  • The diminutive is used frequently in all Alemannic dialects. Northern and eastern dialects use the suffix -le; western varieties (e.g. northern Alsace) uses the suffix -el /l̩/; southern dialects use the suffix -li (Standard German suffix -lein or -chen). As in standard German, these suffixes cause umlaut. Depending on dialect, 'little house' may be Heisle, Hiisel, Hüüsle, Hüüsli or Hiisli (Standard German Häuslein or Häuschen). Some varieties have plural diminutives in -ler, -la or -lich.
  • Northern variants of Alemannic (Swabian and Low Alemannic), like standard German, pronounce ch as a uvular or velar [χ] or [x] (Ach-Laut) after back vowels (a, o, u) and as a palatal [ç] consonant (Ich-Laut) elsewhere. High Alemannic, Lake Constance Alemannic and Highest Alemannic dialects exclusively use the Ach-Laut.
  • In most Alemannic dialects, the past participle of the verb meaning to be (sein in standard German, with past participle gewesen) derives from a form akin to gesein (gsi, gsìnn, gsei etc.).
Some conjugated forms of the verb to be in Alemannic dialects
(standard German)
Low Swabian Alsatian
Lower High Alsace
Allgäuerisch Lower
Upper Swabian Eastern Swiss German Western Swiss German Sensler
I am
(ich bin)
I ben Ìch bì I bi Ich bi I bee I bi I(g) bi [ɪɡ̊ b̥ɪ] I bü/bi
you (sg.) are
(du bist)
du bisch dü bìsch du bisch du bisch d(o)u bisch du bisch du bisch [d̥ʊ b̥ɪʒ̊] du büsch/bisch
he is
(er ist)

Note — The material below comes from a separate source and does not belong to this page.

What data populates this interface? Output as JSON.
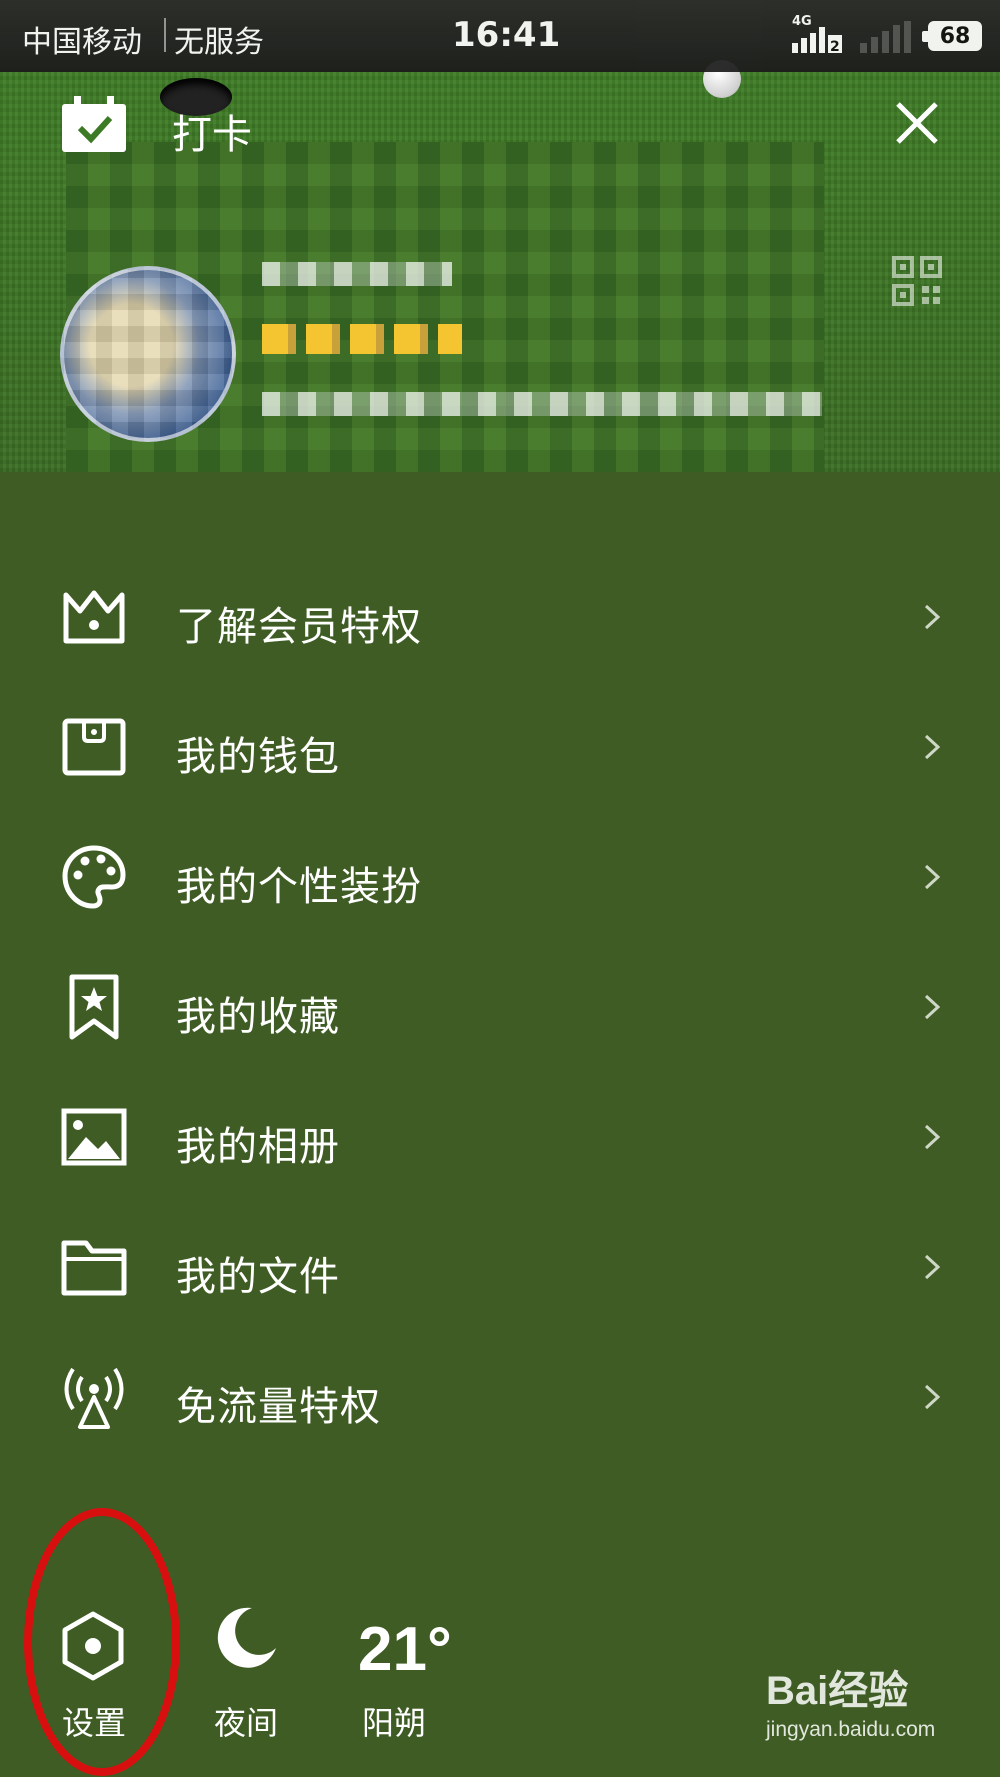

er isch är ìsch är isch är isch är isch är isch är isch [æɾ ɪʒ̊] är isch
she is
(sie ist)
sia isch sa ìsch sia isch sie isch si isch si isch si isch [sɪ ɪʒ̊] sia isch

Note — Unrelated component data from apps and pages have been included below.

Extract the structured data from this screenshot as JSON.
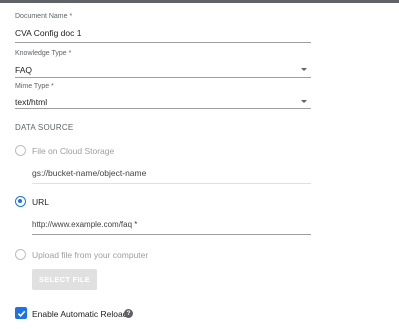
{
  "form": {
    "document_name": {
      "label": "Document Name *",
      "value": "CVA Config doc 1"
    },
    "knowledge_type": {
      "label": "Knowledge Type *",
      "value": "FAQ"
    },
    "mime_type": {
      "label": "Mime Type *",
      "value": "text/html"
    }
  },
  "data_source": {
    "heading": "DATA SOURCE",
    "options": [
      {
        "label": "File on Cloud Storage",
        "selected": false,
        "input_value": "gs://bucket-name/object-name"
      },
      {
        "label": "URL",
        "selected": true,
        "input_value": "http://www.example.com/faq *"
      },
      {
        "label": "Upload file from your computer",
        "selected": false,
        "button_label": "SELECT FILE"
      }
    ]
  },
  "auto_reload": {
    "label": "Enable Automatic Reload",
    "checked": true,
    "help_icon": "?"
  },
  "colors": {
    "accent": "#1a73e8",
    "disabled": "#9e9e9e"
  }
}
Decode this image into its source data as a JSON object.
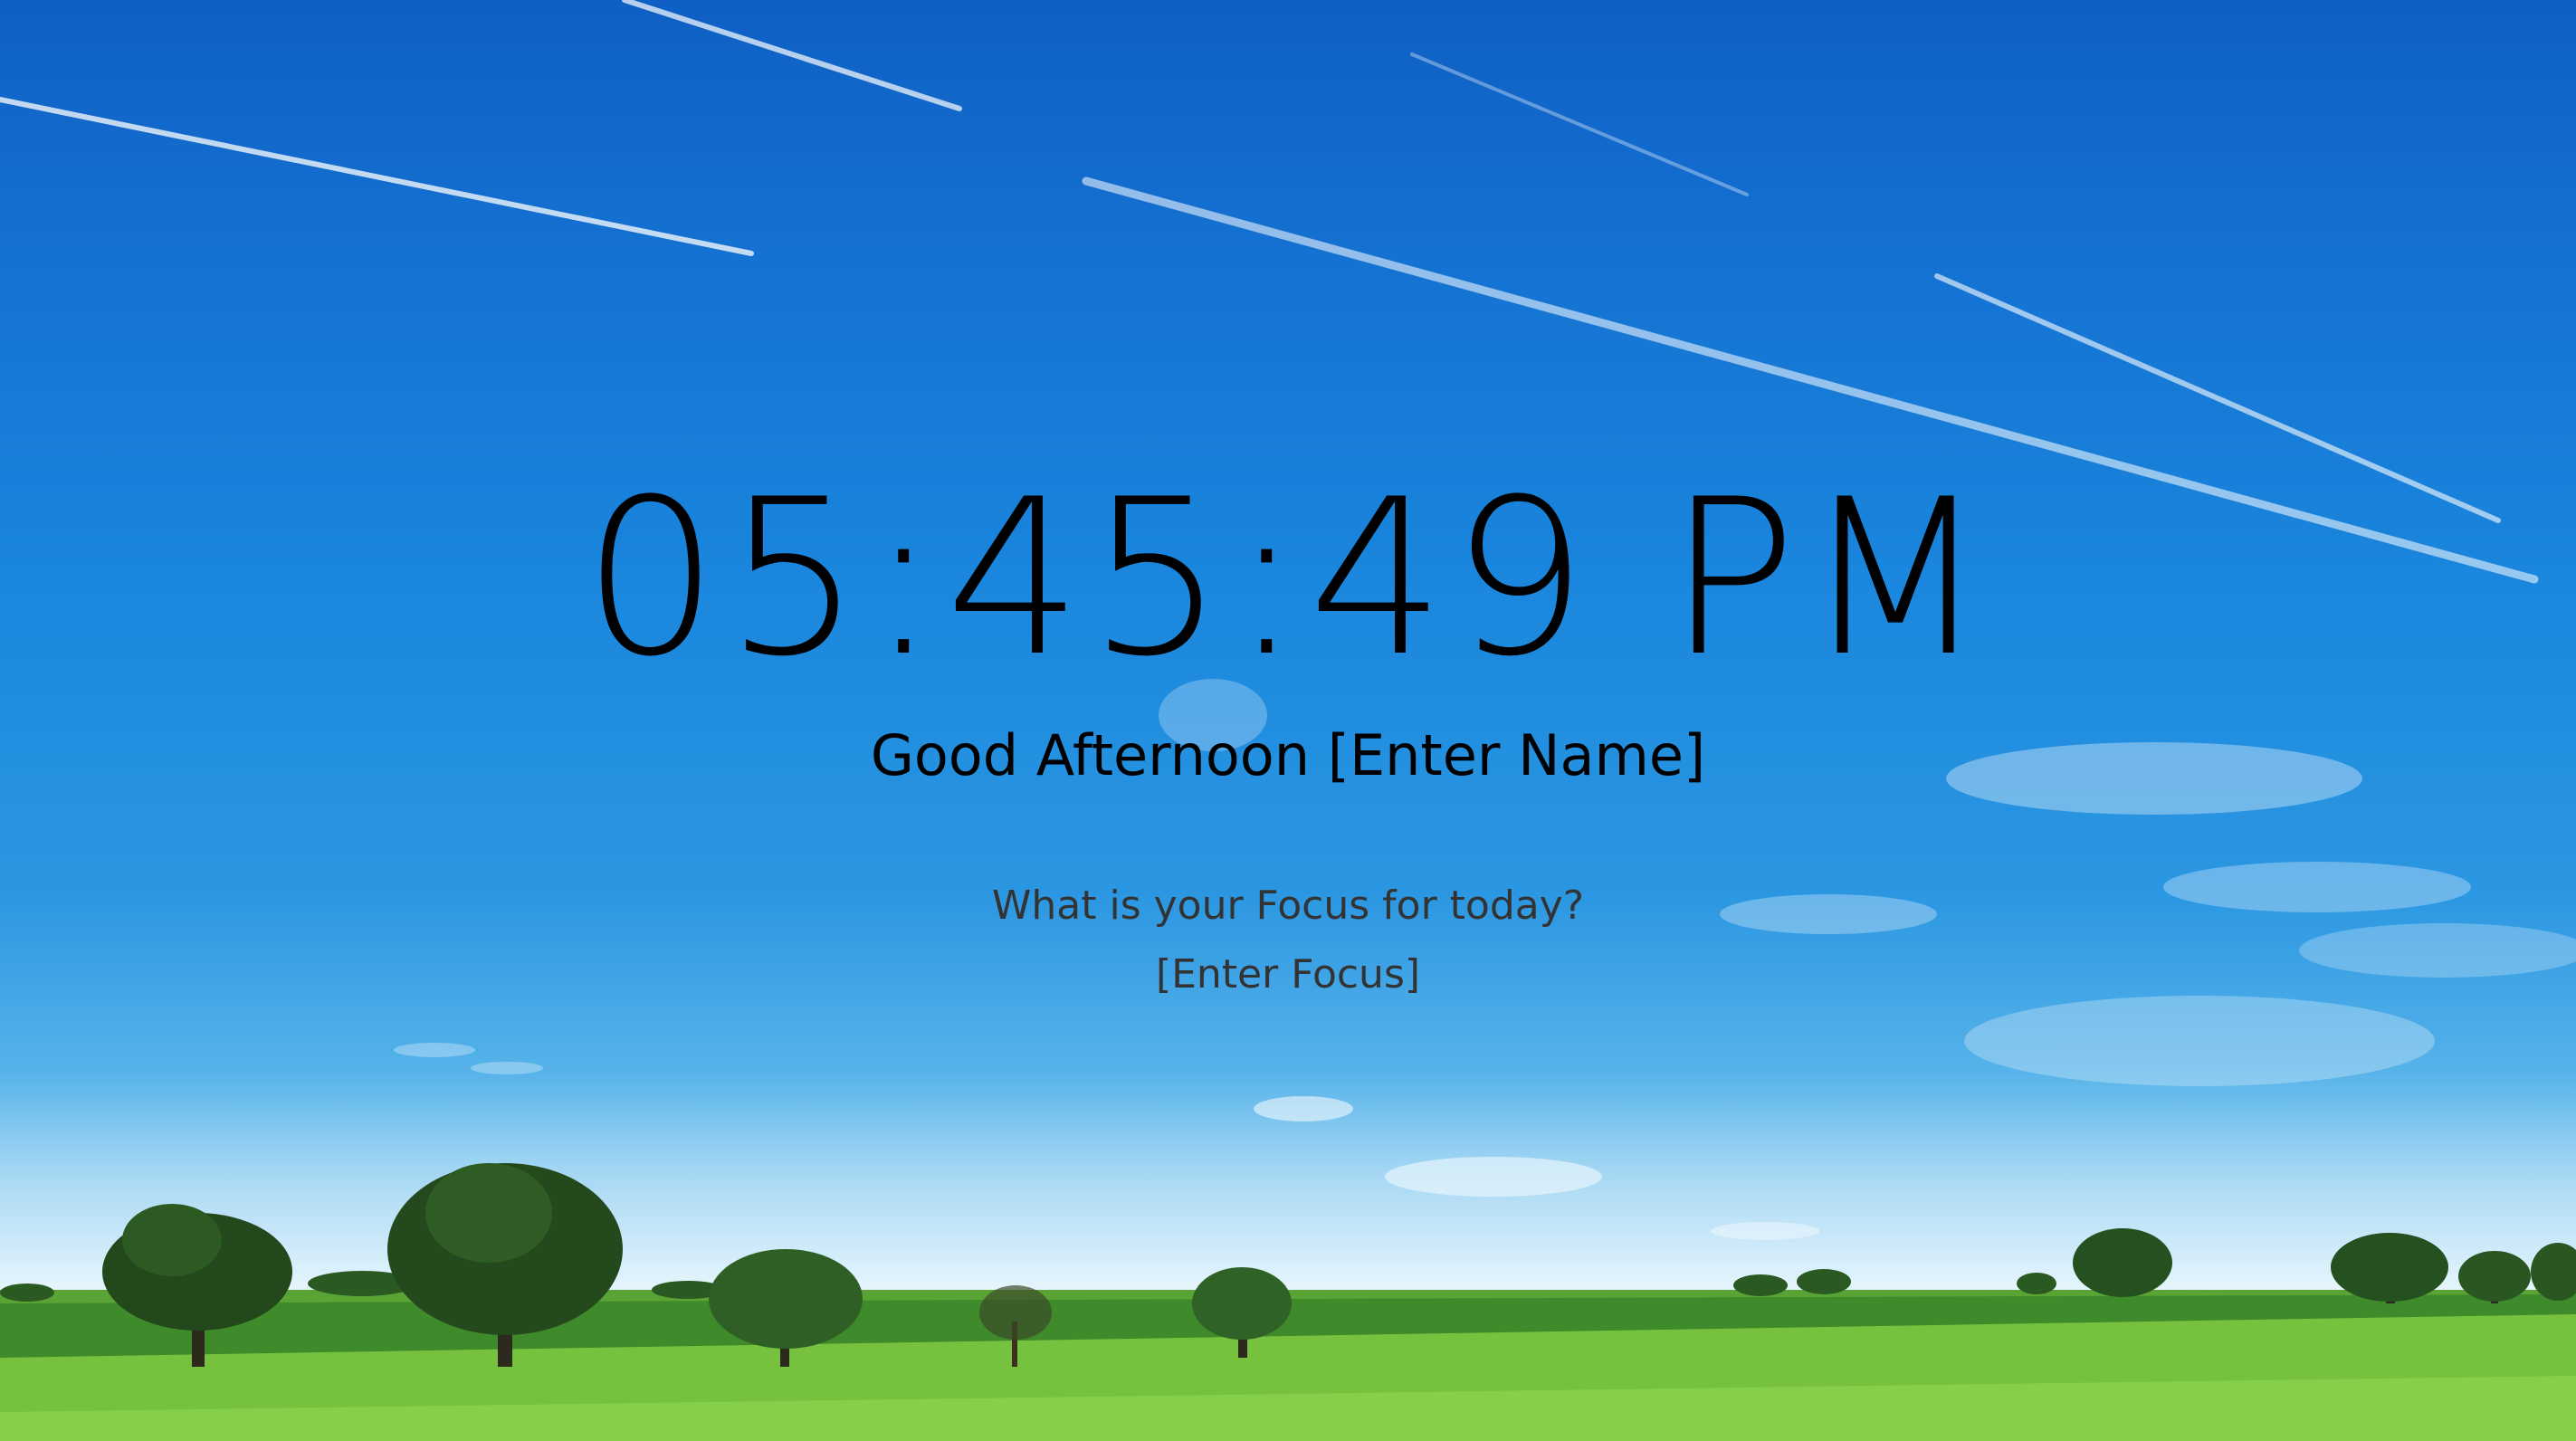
{
  "clock": {
    "time": "05:45:49 PM"
  },
  "greeting": {
    "prefix": "Good Afternoon",
    "name_placeholder": "[Enter Name]"
  },
  "focus": {
    "question": "What is your Focus for today?",
    "input_placeholder": "[Enter Focus]"
  },
  "colors": {
    "clock_text": "#000000",
    "greeting_text": "#000000",
    "focus_text": "#333333",
    "sky": "#1a86dd",
    "grass": "#6cbf3a"
  }
}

it is
(es ist)
es isch äs ìsch as isch as isch äs isch äs isch äs isch [æz̊ (əʒ̊) ɪʒ̊] as isch
we are
(wir sind)
mr sen(d) mìr sìn mir send/sönd mir sin mr send m(i)r send/sön/sinn mir sy [mɪɾ si] wier sy
you (pl.) are
(ihr seid)
ihr sen(d) ìhr sìn ihr send ihr sin ihr send i(i)r sönd/sind dir syt [d̥ɪɾ sit] ier syt
they are
(sie sind)
se sen(d) sa sìn dia send si sin dia send si sind/sönd si sy [sɪ si] si sy
I have been
(ich bin ... gewesen)
i ben gwäa ìch bì gsìì i bi gsi ich bi gsi i bee gsei i bi gsi i bi gsy [ɪ(ɡ̊) b̥ɪ ksiː] i bü/bi gsy

See also[edit]


  1. ^ Colonia Tovar at Ethnologue (18th ed., 2015) (subscription required)
    Swiss German and Alsatian at Ethnologue (18th ed., 2015) (subscription required)
    Swabian at Ethnologue (18th ed., 2015) (subscription required)
    Walser at Ethnologue (18th ed., 2015) (subscription required)
  2. ^ "Swiss German / Alemannic / Alsatian". IANA language subtag registry. 8 March 2006. Retrieved 11 January 2019.
  3. ^ Jordioechsler (5 November 2013). "Alemannic German and other features of language". WordPress. Archived from the original on 10 June 2017.
  4. ^ Jacobs, Stefan. "Althochdeutsch (700–1050)". Archived from the original on 18 October 2017. Retrieved 17 Oct 2017.
  5. ^ Phaf-Rheinberger, Ineke (2021-01-12). Ricardo Porros Architektur in Vaduz und Havanna (in German). Books on Demand. p. 76. ISBN 978-3-7526-8278-6.
  6. ^ Allmende (in German). J. Thorbecke. 1998. p. 7.

External links[edit]